- Opening Delimiter -

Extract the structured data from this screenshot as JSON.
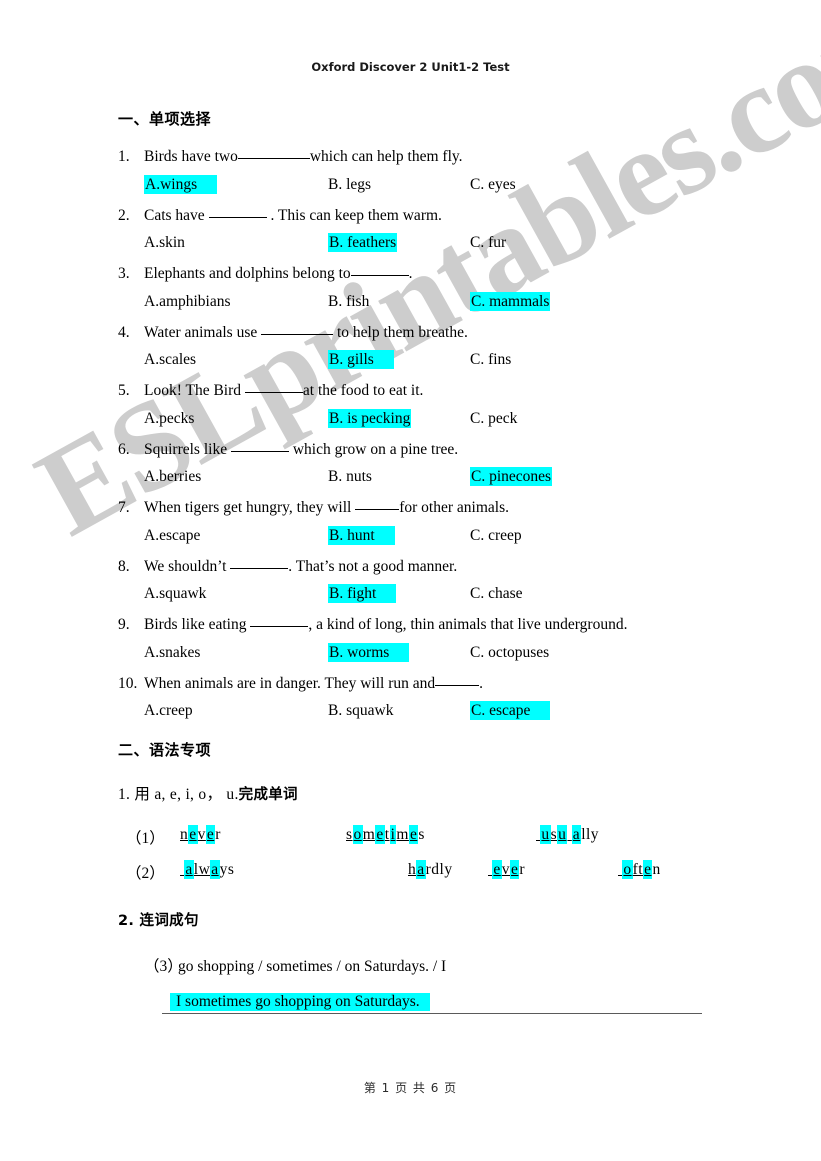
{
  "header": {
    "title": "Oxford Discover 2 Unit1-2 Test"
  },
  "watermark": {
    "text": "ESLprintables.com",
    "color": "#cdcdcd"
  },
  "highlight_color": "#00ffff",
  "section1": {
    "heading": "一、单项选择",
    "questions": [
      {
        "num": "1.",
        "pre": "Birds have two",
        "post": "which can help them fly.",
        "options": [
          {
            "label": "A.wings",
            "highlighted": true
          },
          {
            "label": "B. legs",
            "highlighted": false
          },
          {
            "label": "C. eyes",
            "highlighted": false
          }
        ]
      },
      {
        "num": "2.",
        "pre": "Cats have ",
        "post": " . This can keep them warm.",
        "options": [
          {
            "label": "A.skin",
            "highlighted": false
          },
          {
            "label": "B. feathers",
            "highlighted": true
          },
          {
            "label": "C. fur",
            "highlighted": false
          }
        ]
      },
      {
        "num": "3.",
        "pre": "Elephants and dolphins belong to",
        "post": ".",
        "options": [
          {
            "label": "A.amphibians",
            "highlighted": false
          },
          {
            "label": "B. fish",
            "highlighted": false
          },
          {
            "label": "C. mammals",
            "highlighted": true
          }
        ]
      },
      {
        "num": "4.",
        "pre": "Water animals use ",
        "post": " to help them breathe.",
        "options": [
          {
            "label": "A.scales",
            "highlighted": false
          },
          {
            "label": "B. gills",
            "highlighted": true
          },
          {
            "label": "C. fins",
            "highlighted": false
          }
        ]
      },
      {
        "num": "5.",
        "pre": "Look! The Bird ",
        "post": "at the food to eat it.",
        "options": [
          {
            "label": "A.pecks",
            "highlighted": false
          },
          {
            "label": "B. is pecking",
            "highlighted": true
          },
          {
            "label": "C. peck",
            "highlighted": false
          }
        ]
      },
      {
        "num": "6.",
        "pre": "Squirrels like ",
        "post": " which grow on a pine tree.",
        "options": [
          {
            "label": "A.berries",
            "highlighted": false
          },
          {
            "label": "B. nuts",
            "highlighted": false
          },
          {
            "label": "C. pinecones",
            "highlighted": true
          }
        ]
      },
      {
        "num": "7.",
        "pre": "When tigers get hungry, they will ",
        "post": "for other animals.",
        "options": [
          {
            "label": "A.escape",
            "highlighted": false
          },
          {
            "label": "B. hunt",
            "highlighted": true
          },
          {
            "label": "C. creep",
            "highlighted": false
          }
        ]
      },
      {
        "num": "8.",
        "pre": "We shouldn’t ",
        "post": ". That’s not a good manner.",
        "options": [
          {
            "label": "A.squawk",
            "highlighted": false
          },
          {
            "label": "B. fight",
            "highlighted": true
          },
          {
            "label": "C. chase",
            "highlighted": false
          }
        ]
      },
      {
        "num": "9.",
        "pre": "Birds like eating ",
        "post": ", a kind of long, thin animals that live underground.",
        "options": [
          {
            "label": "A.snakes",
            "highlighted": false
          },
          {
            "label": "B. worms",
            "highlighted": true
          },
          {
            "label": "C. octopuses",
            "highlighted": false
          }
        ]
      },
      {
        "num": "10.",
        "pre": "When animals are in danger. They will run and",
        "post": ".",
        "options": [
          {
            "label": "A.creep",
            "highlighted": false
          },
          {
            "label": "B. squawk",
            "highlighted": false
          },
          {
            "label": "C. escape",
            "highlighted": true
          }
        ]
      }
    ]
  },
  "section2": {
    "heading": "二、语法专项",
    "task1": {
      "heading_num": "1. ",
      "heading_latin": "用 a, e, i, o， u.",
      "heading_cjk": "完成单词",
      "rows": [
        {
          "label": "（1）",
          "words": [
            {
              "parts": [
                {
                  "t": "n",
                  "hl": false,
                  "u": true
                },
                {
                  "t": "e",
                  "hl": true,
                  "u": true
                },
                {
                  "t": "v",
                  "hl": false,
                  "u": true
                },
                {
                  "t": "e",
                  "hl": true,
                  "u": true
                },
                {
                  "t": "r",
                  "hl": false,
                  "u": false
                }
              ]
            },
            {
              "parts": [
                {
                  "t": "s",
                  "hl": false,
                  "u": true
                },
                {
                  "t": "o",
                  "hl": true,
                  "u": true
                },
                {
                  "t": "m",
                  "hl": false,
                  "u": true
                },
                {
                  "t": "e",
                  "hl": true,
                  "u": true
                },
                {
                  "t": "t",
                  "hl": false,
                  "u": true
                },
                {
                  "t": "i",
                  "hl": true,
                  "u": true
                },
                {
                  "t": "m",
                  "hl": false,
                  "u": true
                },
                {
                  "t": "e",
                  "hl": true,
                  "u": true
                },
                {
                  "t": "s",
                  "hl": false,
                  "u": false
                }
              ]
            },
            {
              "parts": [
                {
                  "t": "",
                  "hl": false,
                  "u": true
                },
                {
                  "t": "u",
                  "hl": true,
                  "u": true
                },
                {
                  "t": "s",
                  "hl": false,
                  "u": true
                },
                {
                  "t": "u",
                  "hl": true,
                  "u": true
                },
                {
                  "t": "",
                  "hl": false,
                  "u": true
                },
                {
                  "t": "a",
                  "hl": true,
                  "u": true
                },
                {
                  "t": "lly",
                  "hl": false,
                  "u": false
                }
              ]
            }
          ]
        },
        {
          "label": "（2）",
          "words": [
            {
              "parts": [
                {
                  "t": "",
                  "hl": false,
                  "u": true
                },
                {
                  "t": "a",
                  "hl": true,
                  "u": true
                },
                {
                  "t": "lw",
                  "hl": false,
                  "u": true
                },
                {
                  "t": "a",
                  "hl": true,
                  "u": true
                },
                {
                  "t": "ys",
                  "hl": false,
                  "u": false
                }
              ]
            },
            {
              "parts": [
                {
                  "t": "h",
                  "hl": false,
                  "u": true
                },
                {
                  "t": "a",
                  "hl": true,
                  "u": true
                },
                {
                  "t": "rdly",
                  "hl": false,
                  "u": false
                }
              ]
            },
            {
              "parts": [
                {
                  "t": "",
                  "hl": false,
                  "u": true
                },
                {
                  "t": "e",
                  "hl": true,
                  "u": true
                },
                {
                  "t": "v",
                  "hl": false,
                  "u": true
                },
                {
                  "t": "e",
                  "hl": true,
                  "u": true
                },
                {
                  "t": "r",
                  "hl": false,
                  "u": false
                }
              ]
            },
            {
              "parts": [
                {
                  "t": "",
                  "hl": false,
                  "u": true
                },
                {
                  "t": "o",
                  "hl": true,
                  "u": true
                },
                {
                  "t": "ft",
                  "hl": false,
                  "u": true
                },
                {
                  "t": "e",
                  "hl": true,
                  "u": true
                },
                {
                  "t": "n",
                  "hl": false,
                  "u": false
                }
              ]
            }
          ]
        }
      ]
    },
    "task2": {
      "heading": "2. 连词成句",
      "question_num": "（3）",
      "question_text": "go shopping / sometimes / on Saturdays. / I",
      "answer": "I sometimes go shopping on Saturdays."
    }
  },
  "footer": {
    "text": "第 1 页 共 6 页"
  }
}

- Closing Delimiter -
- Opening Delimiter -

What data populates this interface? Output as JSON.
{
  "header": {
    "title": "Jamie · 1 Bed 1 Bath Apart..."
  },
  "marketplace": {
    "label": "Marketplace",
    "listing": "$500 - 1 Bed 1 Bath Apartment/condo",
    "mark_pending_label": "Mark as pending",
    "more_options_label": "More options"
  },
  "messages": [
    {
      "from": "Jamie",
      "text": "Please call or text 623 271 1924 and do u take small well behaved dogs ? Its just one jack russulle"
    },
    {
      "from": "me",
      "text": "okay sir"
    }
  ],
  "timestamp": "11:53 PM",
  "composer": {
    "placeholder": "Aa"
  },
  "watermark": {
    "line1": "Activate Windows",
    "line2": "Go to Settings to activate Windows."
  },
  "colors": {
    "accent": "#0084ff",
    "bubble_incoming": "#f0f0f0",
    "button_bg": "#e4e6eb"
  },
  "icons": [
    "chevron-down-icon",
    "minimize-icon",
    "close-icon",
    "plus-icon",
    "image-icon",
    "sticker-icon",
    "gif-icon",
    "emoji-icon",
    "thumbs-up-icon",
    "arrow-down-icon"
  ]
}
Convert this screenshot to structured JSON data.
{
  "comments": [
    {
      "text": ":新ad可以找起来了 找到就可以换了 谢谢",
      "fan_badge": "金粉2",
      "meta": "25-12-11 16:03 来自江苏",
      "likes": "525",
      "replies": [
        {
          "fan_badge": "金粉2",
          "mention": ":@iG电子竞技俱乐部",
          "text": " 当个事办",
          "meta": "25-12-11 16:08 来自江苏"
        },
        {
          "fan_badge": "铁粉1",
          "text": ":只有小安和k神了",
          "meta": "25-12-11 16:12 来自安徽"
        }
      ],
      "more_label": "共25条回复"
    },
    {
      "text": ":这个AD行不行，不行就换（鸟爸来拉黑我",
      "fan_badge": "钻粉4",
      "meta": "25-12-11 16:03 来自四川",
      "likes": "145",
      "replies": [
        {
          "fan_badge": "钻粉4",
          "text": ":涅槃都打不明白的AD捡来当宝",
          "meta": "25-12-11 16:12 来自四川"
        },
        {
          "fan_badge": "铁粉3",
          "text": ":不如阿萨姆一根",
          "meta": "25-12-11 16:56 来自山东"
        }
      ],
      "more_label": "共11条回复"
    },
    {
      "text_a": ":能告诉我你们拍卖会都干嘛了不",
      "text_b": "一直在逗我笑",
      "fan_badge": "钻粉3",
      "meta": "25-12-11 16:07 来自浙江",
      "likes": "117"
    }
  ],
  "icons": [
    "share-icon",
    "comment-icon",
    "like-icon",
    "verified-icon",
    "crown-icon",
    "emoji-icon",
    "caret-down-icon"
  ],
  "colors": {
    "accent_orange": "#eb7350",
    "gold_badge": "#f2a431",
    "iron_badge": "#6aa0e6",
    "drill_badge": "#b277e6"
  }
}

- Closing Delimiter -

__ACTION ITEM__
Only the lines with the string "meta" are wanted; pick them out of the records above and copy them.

__SOLUTION BELOW__
      "meta": "25-12-11 16:03 来自江苏",
          "meta": "25-12-11 16:08 来自江苏"
          "meta": "25-12-11 16:12 来自安徽"
      "meta": "25-12-11 16:03 来自四川",
          "meta": "25-12-11 16:12 来自四川"
          "meta": "25-12-11 16:56 来自山东"
      "meta": "25-12-11 16:07 来自浙江",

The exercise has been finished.